Violation of Telephone Consumer Protection Act Viewed as Invasion of Privacy

Hooters of Augusta Inc. bought advertising space on weekly flyers faxed to a database of area businesses. One of the recipients of their faxed ad was an attorney. The attorney sued Hooters; the case became a class action; and damages were sought under the federal Telephone Consumer Protection Act, which declares it against the law to send an unsolicited advertisement to a fax machine. Hooters was found guilty of knowingly and willfully violating the Act and reached a settlement agreement of $9 million.

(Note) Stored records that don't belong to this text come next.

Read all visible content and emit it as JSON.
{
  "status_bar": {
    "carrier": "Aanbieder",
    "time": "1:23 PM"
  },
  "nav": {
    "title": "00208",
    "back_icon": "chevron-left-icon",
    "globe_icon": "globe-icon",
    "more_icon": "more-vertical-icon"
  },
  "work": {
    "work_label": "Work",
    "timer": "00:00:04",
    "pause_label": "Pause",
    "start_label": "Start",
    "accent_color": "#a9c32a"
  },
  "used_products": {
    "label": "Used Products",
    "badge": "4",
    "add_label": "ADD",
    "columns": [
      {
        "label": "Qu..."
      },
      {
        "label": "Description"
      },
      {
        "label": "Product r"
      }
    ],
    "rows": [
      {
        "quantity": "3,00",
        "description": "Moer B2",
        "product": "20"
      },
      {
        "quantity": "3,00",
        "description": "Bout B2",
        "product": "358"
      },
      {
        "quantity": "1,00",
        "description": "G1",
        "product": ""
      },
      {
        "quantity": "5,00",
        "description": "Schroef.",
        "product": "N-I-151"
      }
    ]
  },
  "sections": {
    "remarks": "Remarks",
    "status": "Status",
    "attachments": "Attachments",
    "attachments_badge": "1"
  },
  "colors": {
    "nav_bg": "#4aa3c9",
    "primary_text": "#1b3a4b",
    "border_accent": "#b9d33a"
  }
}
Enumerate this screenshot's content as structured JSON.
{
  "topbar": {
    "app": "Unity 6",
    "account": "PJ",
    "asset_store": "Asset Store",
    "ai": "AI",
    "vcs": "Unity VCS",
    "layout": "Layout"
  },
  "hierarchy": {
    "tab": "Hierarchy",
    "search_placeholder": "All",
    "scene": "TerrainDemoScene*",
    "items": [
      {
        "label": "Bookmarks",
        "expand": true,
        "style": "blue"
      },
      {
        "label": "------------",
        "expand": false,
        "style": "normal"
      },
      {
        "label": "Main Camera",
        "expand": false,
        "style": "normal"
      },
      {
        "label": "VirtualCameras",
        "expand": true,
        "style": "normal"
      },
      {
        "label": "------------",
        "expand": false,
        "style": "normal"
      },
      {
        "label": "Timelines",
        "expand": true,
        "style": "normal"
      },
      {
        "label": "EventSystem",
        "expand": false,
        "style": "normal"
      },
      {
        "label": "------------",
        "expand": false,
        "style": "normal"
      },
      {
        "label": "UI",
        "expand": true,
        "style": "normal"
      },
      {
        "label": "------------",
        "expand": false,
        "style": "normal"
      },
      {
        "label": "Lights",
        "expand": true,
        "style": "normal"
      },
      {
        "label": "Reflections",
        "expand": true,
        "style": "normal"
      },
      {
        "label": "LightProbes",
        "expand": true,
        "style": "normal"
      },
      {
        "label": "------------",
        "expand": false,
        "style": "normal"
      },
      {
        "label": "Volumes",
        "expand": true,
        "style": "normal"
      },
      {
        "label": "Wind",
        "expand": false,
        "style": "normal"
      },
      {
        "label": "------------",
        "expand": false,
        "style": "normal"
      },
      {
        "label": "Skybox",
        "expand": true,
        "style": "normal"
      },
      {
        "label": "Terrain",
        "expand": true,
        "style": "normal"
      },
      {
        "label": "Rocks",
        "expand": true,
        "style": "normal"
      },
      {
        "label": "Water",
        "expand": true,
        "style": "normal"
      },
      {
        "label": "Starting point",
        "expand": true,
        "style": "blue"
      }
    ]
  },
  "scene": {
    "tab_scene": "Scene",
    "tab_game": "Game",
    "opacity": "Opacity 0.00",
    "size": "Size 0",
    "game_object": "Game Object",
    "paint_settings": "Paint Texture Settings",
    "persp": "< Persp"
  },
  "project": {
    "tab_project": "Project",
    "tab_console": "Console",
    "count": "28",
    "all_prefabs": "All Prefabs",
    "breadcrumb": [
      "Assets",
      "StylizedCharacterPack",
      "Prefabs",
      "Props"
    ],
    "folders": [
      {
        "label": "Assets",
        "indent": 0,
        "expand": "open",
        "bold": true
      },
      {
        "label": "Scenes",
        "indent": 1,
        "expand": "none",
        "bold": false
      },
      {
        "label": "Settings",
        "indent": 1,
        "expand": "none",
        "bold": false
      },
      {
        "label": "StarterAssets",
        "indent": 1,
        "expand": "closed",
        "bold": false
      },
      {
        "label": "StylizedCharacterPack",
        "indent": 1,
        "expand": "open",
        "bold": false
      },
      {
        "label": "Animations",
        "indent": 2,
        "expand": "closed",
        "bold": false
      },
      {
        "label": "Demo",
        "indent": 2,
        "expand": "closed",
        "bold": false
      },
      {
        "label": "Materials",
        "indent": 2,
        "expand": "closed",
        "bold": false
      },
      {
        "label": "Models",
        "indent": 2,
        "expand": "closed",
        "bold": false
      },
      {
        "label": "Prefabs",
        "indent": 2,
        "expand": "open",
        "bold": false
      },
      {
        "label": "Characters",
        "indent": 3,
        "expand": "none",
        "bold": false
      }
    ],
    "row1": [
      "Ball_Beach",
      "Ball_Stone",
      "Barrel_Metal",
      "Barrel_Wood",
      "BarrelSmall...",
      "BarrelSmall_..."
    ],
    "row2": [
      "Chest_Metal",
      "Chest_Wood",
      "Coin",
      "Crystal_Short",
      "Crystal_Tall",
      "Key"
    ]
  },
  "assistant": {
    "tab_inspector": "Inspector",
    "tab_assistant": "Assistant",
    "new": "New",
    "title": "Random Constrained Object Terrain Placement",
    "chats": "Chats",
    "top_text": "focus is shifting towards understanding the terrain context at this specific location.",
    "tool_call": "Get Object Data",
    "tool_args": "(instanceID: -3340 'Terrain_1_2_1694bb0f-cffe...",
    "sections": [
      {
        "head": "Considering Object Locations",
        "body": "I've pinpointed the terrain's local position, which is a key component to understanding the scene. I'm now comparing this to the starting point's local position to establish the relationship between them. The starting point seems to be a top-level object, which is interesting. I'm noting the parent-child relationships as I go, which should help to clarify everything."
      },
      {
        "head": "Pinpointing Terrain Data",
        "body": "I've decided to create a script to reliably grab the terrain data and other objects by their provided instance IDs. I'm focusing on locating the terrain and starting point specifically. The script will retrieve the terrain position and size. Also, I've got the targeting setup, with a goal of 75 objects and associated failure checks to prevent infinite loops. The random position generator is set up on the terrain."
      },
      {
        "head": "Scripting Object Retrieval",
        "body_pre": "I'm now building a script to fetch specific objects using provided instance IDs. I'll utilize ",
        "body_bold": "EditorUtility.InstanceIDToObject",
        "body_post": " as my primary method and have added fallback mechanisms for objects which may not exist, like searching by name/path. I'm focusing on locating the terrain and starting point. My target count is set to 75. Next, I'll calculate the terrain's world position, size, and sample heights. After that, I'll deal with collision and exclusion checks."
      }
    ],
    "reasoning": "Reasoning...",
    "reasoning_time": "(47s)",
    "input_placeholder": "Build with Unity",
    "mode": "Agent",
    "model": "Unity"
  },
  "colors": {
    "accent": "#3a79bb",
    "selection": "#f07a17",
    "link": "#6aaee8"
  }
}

Of course Hooters looked to their insurance carrier for protection. The 11th Circuit Court of Appeals determined that they did indeed have coverage in the advertising injury portion of their Umbrella policy. Specifically, their policy covers “oral or written publication of material that violates a person’s right to privacy.” So, the unsolicited fax was an invasion of privacy and the fax was considered a publication. The amount of final judgment paid under Hooter’s insurance policy was $5 million (equal to the total limit of their policy). You can download the full details from the U.S. Court of Appeals for the 11th Circuit website.